Records to process START

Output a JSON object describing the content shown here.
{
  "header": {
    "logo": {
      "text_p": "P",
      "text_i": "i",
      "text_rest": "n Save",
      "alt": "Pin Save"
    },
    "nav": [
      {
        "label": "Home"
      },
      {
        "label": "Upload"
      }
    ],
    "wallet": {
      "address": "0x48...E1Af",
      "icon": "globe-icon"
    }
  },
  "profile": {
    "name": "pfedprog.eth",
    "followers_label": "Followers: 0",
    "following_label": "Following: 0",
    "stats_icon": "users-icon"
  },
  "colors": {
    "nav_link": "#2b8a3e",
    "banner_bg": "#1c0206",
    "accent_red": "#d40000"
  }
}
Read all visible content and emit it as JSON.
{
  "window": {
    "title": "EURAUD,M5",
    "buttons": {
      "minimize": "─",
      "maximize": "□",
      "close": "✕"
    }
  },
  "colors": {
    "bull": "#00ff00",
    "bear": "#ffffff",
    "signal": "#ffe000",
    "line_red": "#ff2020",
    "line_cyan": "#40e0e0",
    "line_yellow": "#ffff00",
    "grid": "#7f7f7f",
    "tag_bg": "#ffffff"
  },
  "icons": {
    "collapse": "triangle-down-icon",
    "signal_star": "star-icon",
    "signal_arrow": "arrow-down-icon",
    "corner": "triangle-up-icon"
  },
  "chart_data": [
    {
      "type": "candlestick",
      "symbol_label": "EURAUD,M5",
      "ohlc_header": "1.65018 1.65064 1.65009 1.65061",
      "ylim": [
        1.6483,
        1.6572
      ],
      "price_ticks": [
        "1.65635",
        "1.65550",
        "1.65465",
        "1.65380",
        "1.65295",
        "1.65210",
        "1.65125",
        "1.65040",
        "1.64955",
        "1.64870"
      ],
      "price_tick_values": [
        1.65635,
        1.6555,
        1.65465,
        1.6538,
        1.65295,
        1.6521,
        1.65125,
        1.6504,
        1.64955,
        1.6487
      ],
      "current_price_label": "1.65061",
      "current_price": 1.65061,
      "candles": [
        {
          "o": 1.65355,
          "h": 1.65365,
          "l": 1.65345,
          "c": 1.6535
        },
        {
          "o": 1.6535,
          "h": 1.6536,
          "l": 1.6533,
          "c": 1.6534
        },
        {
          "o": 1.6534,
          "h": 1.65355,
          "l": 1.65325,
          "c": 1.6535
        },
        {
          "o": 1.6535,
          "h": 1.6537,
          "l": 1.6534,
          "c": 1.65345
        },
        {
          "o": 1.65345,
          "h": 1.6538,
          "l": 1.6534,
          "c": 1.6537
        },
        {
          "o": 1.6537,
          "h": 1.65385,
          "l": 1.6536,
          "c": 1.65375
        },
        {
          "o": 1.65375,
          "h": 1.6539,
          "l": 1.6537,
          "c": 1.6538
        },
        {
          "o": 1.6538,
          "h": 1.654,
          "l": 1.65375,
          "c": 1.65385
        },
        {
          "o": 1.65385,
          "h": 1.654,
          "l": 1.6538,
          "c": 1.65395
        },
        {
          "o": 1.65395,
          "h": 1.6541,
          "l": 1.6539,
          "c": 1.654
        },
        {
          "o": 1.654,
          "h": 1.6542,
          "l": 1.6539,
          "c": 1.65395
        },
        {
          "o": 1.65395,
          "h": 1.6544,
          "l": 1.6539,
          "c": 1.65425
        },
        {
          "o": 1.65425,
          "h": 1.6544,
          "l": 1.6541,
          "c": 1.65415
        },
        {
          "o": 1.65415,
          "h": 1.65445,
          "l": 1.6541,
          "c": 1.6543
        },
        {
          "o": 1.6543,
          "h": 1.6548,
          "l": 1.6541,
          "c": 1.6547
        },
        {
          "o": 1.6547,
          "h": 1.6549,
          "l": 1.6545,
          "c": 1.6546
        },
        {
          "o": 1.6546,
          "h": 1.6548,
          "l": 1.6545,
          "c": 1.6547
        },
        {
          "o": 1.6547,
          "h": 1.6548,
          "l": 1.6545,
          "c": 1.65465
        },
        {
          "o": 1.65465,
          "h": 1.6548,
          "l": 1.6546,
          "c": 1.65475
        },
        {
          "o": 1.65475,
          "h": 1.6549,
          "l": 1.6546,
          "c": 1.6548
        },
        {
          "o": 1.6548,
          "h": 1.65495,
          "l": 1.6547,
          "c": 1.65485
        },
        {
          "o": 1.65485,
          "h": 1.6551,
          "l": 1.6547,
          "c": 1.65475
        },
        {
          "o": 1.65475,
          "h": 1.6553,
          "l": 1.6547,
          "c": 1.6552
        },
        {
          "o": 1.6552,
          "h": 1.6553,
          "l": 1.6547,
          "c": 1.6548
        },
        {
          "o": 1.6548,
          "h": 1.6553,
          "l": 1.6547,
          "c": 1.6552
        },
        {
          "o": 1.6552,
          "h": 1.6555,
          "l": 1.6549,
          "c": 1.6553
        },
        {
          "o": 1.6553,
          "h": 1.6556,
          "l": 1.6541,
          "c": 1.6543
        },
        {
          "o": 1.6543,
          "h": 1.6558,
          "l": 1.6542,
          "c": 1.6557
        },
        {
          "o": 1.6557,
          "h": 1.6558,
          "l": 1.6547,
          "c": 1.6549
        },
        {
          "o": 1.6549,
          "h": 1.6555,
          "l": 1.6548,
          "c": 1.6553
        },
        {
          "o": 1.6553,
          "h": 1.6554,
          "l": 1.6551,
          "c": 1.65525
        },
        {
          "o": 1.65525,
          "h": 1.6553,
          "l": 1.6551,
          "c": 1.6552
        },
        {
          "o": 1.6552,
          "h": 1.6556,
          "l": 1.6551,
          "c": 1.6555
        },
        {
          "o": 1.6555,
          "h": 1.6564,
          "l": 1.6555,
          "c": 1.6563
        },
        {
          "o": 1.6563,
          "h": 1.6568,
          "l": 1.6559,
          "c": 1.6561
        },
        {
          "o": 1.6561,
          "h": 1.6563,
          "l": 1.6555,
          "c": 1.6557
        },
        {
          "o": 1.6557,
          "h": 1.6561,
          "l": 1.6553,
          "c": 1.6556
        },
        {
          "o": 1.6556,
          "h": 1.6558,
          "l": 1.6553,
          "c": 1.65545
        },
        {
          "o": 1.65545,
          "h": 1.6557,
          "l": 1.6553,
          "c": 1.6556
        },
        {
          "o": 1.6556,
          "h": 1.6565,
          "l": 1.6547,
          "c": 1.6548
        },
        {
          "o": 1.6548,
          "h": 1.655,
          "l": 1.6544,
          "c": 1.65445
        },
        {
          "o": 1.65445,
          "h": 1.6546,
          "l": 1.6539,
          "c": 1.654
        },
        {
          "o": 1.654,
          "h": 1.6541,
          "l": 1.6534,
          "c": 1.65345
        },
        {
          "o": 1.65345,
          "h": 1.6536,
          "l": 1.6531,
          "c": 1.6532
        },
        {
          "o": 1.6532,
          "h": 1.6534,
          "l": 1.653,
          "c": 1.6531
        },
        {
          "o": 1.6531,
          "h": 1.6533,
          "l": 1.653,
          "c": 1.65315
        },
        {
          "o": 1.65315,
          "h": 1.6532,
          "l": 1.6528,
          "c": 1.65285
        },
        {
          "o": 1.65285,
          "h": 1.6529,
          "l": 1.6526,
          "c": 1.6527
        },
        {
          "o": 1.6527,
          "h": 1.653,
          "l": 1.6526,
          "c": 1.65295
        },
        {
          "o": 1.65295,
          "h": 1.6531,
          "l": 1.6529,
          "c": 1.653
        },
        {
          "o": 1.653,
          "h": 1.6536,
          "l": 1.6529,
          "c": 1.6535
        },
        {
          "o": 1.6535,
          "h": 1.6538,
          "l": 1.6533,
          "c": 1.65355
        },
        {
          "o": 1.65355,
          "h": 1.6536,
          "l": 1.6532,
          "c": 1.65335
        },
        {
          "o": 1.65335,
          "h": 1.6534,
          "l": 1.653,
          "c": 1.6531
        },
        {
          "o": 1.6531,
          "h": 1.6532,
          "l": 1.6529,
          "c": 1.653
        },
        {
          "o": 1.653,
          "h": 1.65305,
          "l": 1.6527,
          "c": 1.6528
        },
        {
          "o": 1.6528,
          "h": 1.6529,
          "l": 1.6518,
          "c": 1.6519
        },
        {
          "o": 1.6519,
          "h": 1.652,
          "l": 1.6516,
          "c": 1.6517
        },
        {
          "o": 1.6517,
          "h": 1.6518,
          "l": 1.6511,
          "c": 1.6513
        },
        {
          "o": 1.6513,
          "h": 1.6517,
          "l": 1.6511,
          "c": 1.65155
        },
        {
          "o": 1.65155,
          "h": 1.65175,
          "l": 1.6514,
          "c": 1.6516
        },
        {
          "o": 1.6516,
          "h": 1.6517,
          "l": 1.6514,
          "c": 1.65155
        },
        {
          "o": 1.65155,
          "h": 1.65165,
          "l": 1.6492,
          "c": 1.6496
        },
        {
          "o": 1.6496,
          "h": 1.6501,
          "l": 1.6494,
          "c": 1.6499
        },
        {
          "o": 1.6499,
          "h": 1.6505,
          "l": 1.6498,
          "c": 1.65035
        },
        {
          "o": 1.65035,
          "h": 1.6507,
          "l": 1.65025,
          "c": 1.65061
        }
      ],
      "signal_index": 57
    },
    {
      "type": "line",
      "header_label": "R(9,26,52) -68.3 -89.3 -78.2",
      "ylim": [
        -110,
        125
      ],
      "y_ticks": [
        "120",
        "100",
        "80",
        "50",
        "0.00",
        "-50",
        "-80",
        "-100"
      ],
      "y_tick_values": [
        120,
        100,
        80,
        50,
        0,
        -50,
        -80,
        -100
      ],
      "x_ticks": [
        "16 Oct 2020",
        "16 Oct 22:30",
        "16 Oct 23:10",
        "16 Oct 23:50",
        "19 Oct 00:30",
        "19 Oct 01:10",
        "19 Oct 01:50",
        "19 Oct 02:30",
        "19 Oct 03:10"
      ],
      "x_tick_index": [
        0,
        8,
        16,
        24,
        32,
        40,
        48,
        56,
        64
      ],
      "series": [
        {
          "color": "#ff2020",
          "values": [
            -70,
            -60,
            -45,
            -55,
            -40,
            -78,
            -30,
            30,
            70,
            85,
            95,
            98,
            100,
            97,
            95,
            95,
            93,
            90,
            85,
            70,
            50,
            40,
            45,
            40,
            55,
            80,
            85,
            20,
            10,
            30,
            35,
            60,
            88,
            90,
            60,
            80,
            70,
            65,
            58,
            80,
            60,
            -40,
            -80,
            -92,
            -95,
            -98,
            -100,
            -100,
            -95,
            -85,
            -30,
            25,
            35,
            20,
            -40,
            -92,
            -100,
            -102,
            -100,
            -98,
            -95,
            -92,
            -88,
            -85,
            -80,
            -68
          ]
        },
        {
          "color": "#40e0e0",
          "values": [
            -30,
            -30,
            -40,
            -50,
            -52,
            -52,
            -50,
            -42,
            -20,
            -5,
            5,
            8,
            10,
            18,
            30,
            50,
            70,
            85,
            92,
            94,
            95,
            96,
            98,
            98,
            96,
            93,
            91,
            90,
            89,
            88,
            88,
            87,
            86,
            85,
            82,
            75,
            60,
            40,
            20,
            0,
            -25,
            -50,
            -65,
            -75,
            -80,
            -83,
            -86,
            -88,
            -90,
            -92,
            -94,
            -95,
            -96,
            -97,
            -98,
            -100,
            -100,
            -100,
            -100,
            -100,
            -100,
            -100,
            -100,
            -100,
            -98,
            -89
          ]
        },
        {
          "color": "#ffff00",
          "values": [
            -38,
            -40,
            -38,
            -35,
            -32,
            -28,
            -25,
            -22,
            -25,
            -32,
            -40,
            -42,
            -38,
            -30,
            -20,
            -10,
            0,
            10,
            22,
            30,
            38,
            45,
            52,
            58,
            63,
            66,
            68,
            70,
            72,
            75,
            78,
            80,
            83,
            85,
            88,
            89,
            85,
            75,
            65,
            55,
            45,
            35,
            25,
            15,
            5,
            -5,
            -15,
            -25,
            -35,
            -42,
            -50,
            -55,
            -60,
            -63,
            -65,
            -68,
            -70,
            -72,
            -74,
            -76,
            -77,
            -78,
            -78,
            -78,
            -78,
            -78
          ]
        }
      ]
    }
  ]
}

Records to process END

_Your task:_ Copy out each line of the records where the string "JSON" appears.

_Written response:_
Output a JSON object describing the content shown here.
Read all visible content and emit it as JSON.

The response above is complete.